[Given information Boundary: Start]
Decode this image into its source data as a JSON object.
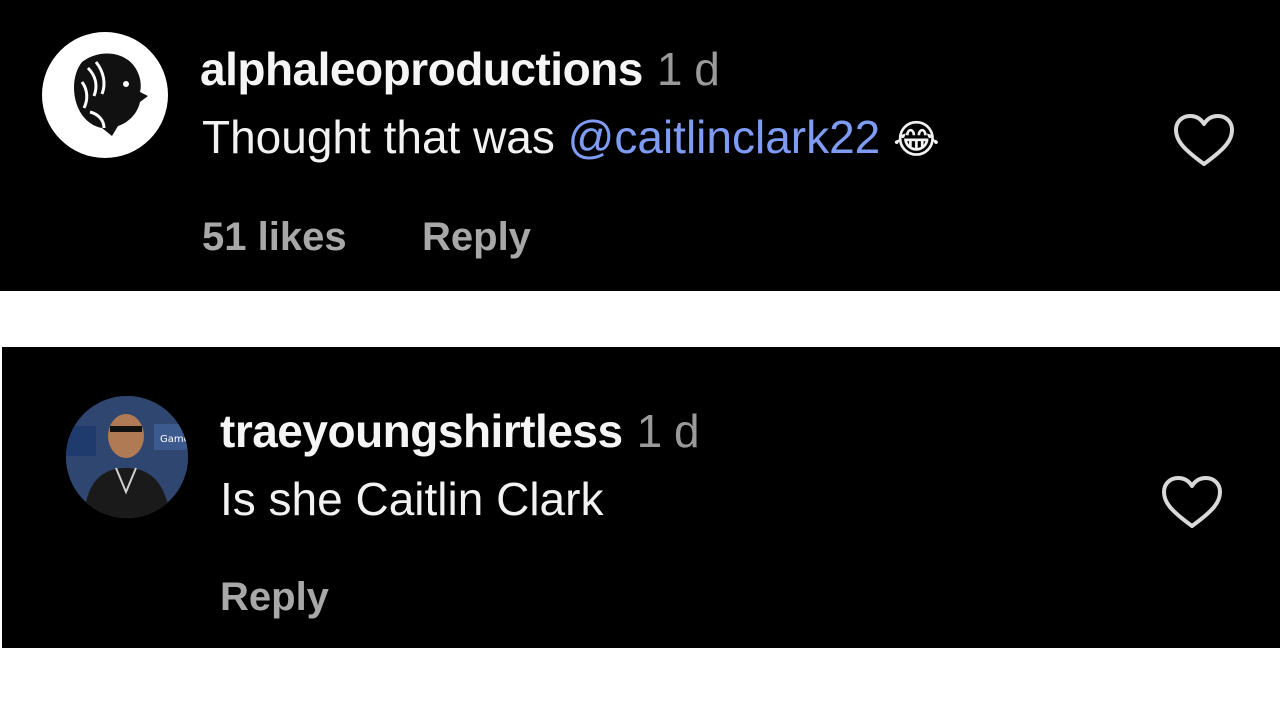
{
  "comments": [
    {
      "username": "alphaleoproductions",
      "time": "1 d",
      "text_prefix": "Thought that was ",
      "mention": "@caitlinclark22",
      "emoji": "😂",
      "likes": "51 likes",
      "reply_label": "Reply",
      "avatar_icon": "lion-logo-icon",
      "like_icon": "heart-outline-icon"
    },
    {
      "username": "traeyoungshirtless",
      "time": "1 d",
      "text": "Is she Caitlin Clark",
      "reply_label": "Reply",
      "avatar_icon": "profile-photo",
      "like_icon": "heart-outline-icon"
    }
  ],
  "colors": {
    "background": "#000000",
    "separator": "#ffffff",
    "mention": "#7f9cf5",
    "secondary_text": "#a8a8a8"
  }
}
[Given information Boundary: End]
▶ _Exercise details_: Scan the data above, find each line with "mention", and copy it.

▶ _Response area_:
      "mention": "@caitlinclark22",
    "mention": "#7f9cf5",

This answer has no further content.